Just recently, Hailee’s steer, Mully, won the Arizona State Fair’s top award. Getting ready for the state fair takes even more time and work than usual. She had to make Mully nearly perfect. She had to wash him so he would be all nice and clean. Then she had to dry him with a big hair dryer. She then uses a special conditioner to make Mully look silky and shiny.
After all her preparation, she had to let the judge inspect him by walking Mully in a pattern around the ring. But after he won, the hardest part of all came. He had to be sold at a beef auction, which is where steers are sold for meat. Then, Hailee had to say goodbye forever. It was sad for her and her whole family because they knew he was going to the slaughterhouse.
She will miss Mully, but “raising your first steer is something you’ll never forget,” Hailee said. Even though that was tough for Hailee, she is still raising animals and she hopes to study agriculture when she goes to college.
You will not find many high school girls who are willing to get up before the sun rises. The few that do are usually conditioning and blow-drying their own hair, not their cow’s.
Fifteen-year-old Hailee Sims found her passion in the barnyard about six years ago when she first began raising animals at her home in Yuma, Arizona. She started small, raising rabbits and pigs. But now, Hailee is winning big titles, especially for her steers.
A typical day for Hailee begins at 5:00am, when she feeds and rinses the animals. But her work is only beginning. Just because she is an expert with the animals doesn’t mean she can skip school. She starts school at 7:30 and gets home at 3:00
After homework, she devotes much of her afternoon and evening to caring for her animals. Yes, raising animals is hard work, but Hailee told us that she enjoys doing it. “It’s like having a dog, except bigger. They play and run. And I love the challenge of raising them,” says Hailee.

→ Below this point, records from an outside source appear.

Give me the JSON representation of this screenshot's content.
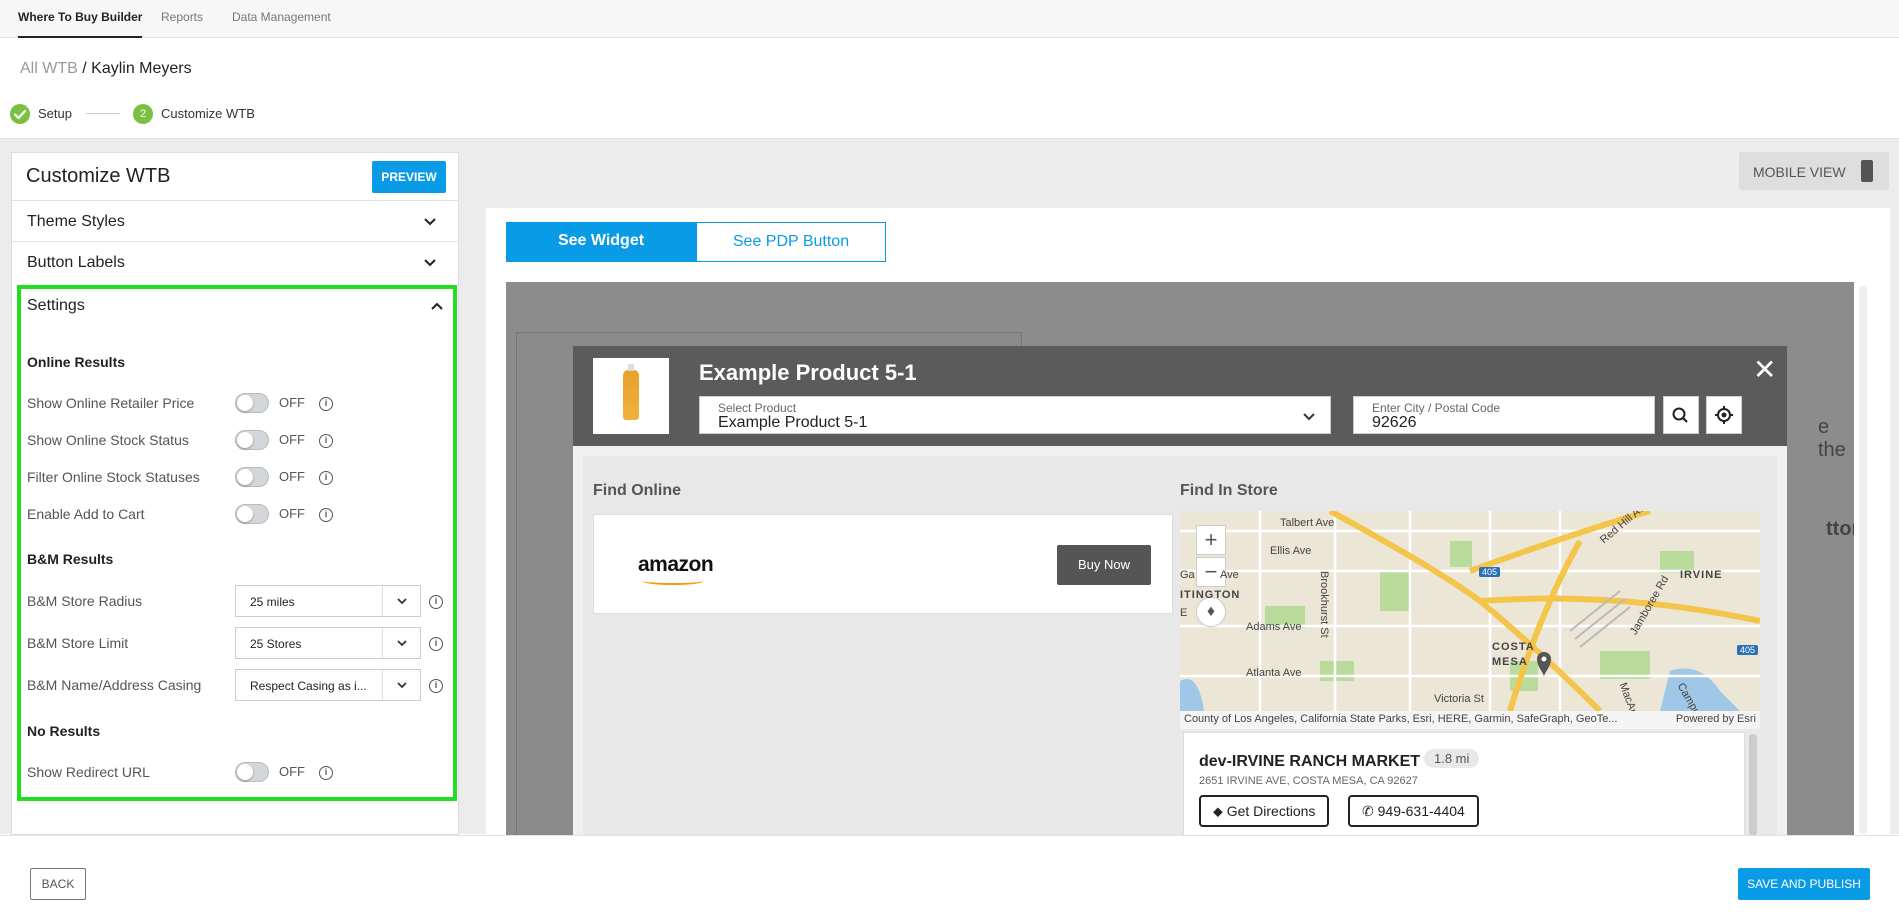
{
  "topnav": {
    "tabs": [
      {
        "label": "Where To Buy Builder",
        "active": true
      },
      {
        "label": "Reports",
        "active": false
      },
      {
        "label": "Data Management",
        "active": false
      }
    ]
  },
  "breadcrumb": {
    "root": "All WTB",
    "separator": "/",
    "current": "Kaylin Meyers"
  },
  "stepper": {
    "steps": [
      {
        "label": "Setup",
        "state": "done",
        "icon": "check-icon"
      },
      {
        "number": "2",
        "label": "Customize WTB",
        "state": "active"
      }
    ]
  },
  "left_panel": {
    "title": "Customize WTB",
    "preview_label": "PREVIEW",
    "accordions": [
      {
        "label": "Theme Styles",
        "expanded": false
      },
      {
        "label": "Button Labels",
        "expanded": false
      },
      {
        "label": "Settings",
        "expanded": true
      }
    ],
    "settings": {
      "online_title": "Online Results",
      "online_rows": [
        {
          "label": "Show Online Retailer Price",
          "state": "OFF"
        },
        {
          "label": "Show Online Stock Status",
          "state": "OFF"
        },
        {
          "label": "Filter Online Stock Statuses",
          "state": "OFF"
        },
        {
          "label": "Enable Add to Cart",
          "state": "OFF"
        }
      ],
      "bm_title": "B&M Results",
      "bm_rows": [
        {
          "label": "B&M Store Radius",
          "value": "25 miles"
        },
        {
          "label": "B&M Store Limit",
          "value": "25 Stores"
        },
        {
          "label": "B&M Name/Address Casing",
          "value": "Respect Casing as i..."
        }
      ],
      "no_results_title": "No Results",
      "no_results_rows": [
        {
          "label": "Show Redirect URL",
          "state": "OFF"
        }
      ]
    }
  },
  "right_panel": {
    "mobile_view_label": "MOBILE VIEW",
    "tabs": [
      {
        "label": "See Widget",
        "active": true
      },
      {
        "label": "See PDP Button",
        "active": false
      }
    ],
    "stage_text_1": "e the",
    "stage_text_2": "tton"
  },
  "widget": {
    "product_title": "Example Product 5-1",
    "select_product_label": "Select Product",
    "select_product_value": "Example Product 5-1",
    "location_label": "Enter City / Postal Code",
    "location_value": "92626",
    "find_online_title": "Find Online",
    "retailer": "amazon",
    "buy_now_label": "Buy Now",
    "find_in_store_title": "Find In Store",
    "map": {
      "labels": [
        "Talbert Ave",
        "Ellis Ave",
        "Ga",
        "Ave",
        "ITINGTON",
        "E",
        "Adams Ave",
        "Atlanta Ave",
        "Victoria St",
        "Brookhurst St",
        "COSTA",
        "MESA",
        "IRVINE",
        "Red Hill Ave",
        "Jamboree Rd",
        "MacArthur",
        "Campus",
        "405",
        "405"
      ],
      "attribution": "County of Los Angeles, California State Parks, Esri, HERE, Garmin, SafeGraph, GeoTe...",
      "powered_by": "Powered by Esri"
    },
    "store": {
      "name": "dev-IRVINE RANCH MARKET",
      "distance": "1.8 mi",
      "address": "2651 IRVINE AVE, COSTA MESA, CA 92627",
      "directions_label": "Get Directions",
      "phone": "949-631-4404"
    }
  },
  "footer": {
    "back_label": "BACK",
    "publish_label": "SAVE AND PUBLISH"
  },
  "colors": {
    "accent": "#0a9be6",
    "success": "#7ac143",
    "highlight": "#22dd22",
    "widget_header": "#5b5b5b"
  }
}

All of Hailee’s hard work paid off when her steer, Mully, won first place at the Arizona State Fair. There was a lot involved in preparing Mully to be a top competitor for the fair. A makeover for Mully included washing and drying his hair. Then he got a coat of hair spray on his legs and a lather of conditioner to add extra shine to his coat. For his big debut, he was also touched up with some black paint to even out his darker colors.
When Mully’s moment came to impress the judges, Hailee walked him into the pen and led him in a pattern. “I knew Mully was doing well because the judge couldn’t stop watching him,” Hailee said about Mully’s performance at the fair. The judge was, indeed, impressed, and he and Hailee went home with the blue ribbon.
It was gloomy day for Hailee and her family when they had to send their champion steer and friend to the beef auction. “My whole family didn’t want to lose Mully, but you really can’t keep a steer,” Hailee said. It is always hard to say good-bye, but as Hailee looks back on the whole experience, she says that “raising your first steer is something you will never forget.”
The young farmer is still raising animals, and she plans to continue her passion for animals in college where she will like to study something related to agriculture. She put forth many hours of work raising and caring for Mully, and not only was she raising Mully to be a champion, she was also becoming a champion herself.